_Description of the task_: When you answer, restate the entries below without altering anything.
-- Opening Marker --
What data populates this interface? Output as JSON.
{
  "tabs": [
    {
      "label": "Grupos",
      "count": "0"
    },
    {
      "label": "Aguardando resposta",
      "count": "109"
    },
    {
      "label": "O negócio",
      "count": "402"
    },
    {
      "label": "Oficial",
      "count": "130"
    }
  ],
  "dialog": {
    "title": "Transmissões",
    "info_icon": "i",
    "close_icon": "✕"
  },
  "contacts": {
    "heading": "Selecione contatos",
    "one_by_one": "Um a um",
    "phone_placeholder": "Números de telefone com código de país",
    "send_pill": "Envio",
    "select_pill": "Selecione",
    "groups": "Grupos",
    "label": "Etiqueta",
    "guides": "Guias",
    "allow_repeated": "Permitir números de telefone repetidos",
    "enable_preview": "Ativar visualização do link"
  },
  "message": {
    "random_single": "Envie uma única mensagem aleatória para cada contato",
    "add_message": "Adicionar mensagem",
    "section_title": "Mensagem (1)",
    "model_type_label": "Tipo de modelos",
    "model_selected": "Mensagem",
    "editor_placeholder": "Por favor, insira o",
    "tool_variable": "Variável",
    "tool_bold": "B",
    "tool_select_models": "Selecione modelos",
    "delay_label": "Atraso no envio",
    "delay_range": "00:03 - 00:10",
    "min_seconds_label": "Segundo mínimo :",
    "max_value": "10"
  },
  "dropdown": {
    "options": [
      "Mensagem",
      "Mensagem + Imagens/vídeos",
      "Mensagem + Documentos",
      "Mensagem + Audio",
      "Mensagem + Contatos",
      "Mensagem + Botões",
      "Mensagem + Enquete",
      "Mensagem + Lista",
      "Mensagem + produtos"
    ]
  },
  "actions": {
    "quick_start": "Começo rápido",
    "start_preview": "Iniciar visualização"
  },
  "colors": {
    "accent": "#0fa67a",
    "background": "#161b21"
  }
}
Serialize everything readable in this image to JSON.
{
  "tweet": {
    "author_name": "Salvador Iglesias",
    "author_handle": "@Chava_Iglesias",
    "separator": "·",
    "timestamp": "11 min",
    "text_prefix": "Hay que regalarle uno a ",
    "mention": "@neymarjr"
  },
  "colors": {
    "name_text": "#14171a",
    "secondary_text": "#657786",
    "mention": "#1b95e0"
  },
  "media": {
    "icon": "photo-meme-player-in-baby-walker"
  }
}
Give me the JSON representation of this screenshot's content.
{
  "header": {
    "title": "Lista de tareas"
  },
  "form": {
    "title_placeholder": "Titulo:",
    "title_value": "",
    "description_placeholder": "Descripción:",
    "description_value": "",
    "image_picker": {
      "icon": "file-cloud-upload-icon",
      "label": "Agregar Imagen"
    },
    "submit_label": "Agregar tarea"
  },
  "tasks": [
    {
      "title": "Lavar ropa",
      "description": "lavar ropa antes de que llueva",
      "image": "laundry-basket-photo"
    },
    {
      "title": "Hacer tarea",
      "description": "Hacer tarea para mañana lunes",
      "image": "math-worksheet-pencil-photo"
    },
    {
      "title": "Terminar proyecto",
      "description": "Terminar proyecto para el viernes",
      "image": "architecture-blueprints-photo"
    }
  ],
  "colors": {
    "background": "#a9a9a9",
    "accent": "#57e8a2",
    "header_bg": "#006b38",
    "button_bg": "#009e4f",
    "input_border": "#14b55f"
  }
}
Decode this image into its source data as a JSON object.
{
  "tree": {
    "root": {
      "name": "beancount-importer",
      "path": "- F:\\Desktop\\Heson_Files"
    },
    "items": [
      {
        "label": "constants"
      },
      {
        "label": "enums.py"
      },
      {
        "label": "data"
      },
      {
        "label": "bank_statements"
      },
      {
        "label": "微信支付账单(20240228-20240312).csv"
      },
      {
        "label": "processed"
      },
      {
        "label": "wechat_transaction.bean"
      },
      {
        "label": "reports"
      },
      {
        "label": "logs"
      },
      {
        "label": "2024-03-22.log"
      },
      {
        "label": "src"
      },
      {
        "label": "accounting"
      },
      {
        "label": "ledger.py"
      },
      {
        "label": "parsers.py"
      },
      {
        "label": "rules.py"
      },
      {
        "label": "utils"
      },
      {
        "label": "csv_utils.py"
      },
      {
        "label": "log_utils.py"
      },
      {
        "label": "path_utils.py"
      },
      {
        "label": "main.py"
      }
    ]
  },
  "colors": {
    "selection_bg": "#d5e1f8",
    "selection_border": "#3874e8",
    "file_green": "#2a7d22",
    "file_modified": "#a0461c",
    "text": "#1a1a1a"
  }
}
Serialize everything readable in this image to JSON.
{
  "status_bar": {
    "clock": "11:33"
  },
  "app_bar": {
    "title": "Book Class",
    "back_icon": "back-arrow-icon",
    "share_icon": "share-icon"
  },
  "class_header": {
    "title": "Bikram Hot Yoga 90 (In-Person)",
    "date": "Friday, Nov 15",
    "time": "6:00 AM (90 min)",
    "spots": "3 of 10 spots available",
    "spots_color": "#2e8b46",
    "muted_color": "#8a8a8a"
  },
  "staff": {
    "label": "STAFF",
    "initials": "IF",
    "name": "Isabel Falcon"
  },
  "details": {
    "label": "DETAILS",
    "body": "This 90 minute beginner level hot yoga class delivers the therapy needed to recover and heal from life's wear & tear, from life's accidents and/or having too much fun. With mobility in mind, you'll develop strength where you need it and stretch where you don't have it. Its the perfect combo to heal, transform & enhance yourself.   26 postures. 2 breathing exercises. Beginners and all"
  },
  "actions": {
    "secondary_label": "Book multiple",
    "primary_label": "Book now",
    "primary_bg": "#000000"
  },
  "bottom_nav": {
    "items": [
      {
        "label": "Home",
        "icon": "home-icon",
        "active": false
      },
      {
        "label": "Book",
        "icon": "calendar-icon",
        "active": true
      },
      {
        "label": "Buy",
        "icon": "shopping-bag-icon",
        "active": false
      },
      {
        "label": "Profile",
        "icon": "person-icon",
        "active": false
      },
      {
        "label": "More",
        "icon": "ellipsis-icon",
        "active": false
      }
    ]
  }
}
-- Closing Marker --
_Answer area_:
What data populates this interface? Output as JSON.
{
  "tabs": [
    {
      "label": "Grupos",
      "count": "0"
    },
    {
      "label": "Aguardando resposta",
      "count": "109"
    },
    {
      "label": "O negócio",
      "count": "402"
    },
    {
      "label": "Oficial",
      "count": "130"
    }
  ],
  "dialog": {
    "title": "Transmissões",
    "info_icon": "i",
    "close_icon": "✕"
  },
  "contacts": {
    "heading": "Selecione contatos",
    "one_by_one": "Um a um",
    "phone_placeholder": "Números de telefone com código de país",
    "send_pill": "Envio",
    "select_pill": "Selecione",
    "groups": "Grupos",
    "label": "Etiqueta",
    "guides": "Guias",
    "allow_repeated": "Permitir números de telefone repetidos",
    "enable_preview": "Ativar visualização do link"
  },
  "message": {
    "random_single": "Envie uma única mensagem aleatória para cada contato",
    "add_message": "Adicionar mensagem",
    "section_title": "Mensagem (1)",
    "model_type_label": "Tipo de modelos",
    "model_selected": "Mensagem",
    "editor_placeholder": "Por favor, insira o",
    "tool_variable": "Variável",
    "tool_bold": "B",
    "tool_select_models": "Selecione modelos",
    "delay_label": "Atraso no envio",
    "delay_range": "00:03 - 00:10",
    "min_seconds_label": "Segundo mínimo :",
    "max_value": "10"
  },
  "dropdown": {
    "options": [
      "Mensagem",
      "Mensagem + Imagens/vídeos",
      "Mensagem + Documentos",
      "Mensagem + Audio",
      "Mensagem + Contatos",
      "Mensagem + Botões",
      "Mensagem + Enquete",
      "Mensagem + Lista",
      "Mensagem + produtos"
    ]
  },
  "actions": {
    "quick_start": "Começo rápido",
    "start_preview": "Iniciar visualização"
  },
  "colors": {
    "accent": "#0fa67a",
    "background": "#161b21"
  }
}
Serialize everything readable in this image to JSON.
{
  "tweet": {
    "author_name": "Salvador Iglesias",
    "author_handle": "@Chava_Iglesias",
    "separator": "·",
    "timestamp": "11 min",
    "text_prefix": "Hay que regalarle uno a ",
    "mention": "@neymarjr"
  },
  "colors": {
    "name_text": "#14171a",
    "secondary_text": "#657786",
    "mention": "#1b95e0"
  },
  "media": {
    "icon": "photo-meme-player-in-baby-walker"
  }
}
Give me the JSON representation of this screenshot's content.
{
  "header": {
    "title": "Lista de tareas"
  },
  "form": {
    "title_placeholder": "Titulo:",
    "title_value": "",
    "description_placeholder": "Descripción:",
    "description_value": "",
    "image_picker": {
      "icon": "file-cloud-upload-icon",
      "label": "Agregar Imagen"
    },
    "submit_label": "Agregar tarea"
  },
  "tasks": [
    {
      "title": "Lavar ropa",
      "description": "lavar ropa antes de que llueva",
      "image": "laundry-basket-photo"
    },
    {
      "title": "Hacer tarea",
      "description": "Hacer tarea para mañana lunes",
      "image": "math-worksheet-pencil-photo"
    },
    {
      "title": "Terminar proyecto",
      "description": "Terminar proyecto para el viernes",
      "image": "architecture-blueprints-photo"
    }
  ],
  "colors": {
    "background": "#a9a9a9",
    "accent": "#57e8a2",
    "header_bg": "#006b38",
    "button_bg": "#009e4f",
    "input_border": "#14b55f"
  }
}
Decode this image into its source data as a JSON object.
{
  "tree": {
    "root": {
      "name": "beancount-importer",
      "path": "- F:\\Desktop\\Heson_Files"
    },
    "items": [
      {
        "label": "constants"
      },
      {
        "label": "enums.py"
      },
      {
        "label": "data"
      },
      {
        "label": "bank_statements"
      },
      {
        "label": "微信支付账单(20240228-20240312).csv"
      },
      {
        "label": "processed"
      },
      {
        "label": "wechat_transaction.bean"
      },
      {
        "label": "reports"
      },
      {
        "label": "logs"
      },
      {
        "label": "2024-03-22.log"
      },
      {
        "label": "src"
      },
      {
        "label": "accounting"
      },
      {
        "label": "ledger.py"
      },
      {
        "label": "parsers.py"
      },
      {
        "label": "rules.py"
      },
      {
        "label": "utils"
      },
      {
        "label": "csv_utils.py"
      },
      {
        "label": "log_utils.py"
      },
      {
        "label": "path_utils.py"
      },
      {
        "label": "main.py"
      }
    ]
  },
  "colors": {
    "selection_bg": "#d5e1f8",
    "selection_border": "#3874e8",
    "file_green": "#2a7d22",
    "file_modified": "#a0461c",
    "text": "#1a1a1a"
  }
}
Serialize everything readable in this image to JSON.
{
  "status_bar": {
    "clock": "11:33"
  },
  "app_bar": {
    "title": "Book Class",
    "back_icon": "back-arrow-icon",
    "share_icon": "share-icon"
  },
  "class_header": {
    "title": "Bikram Hot Yoga 90 (In-Person)",
    "date": "Friday, Nov 15",
    "time": "6:00 AM (90 min)",
    "spots": "3 of 10 spots available",
    "spots_color": "#2e8b46",
    "muted_color": "#8a8a8a"
  },
  "staff": {
    "label": "STAFF",
    "initials": "IF",
    "name": "Isabel Falcon"
  },
  "details": {
    "label": "DETAILS",
    "body": "This 90 minute beginner level hot yoga class delivers the therapy needed to recover and heal from life's wear & tear, from life's accidents and/or having too much fun. With mobility in mind, you'll develop strength where you need it and stretch where you don't have it. Its the perfect combo to heal, transform & enhance yourself.   26 postures. 2 breathing exercises. Beginners and all"
  },
  "actions": {
    "secondary_label": "Book multiple",
    "primary_label": "Book now",
    "primary_bg": "#000000"
  },
  "bottom_nav": {
    "items": [
      {
        "label": "Home",
        "icon": "home-icon",
        "active": false
      },
      {
        "label": "Book",
        "icon": "calendar-icon",
        "active": true
      },
      {
        "label": "Buy",
        "icon": "shopping-bag-icon",
        "active": false
      },
      {
        "label": "Profile",
        "icon": "person-icon",
        "active": false
      },
      {
        "label": "More",
        "icon": "ellipsis-icon",
        "active": false
      }
    ]
  }
}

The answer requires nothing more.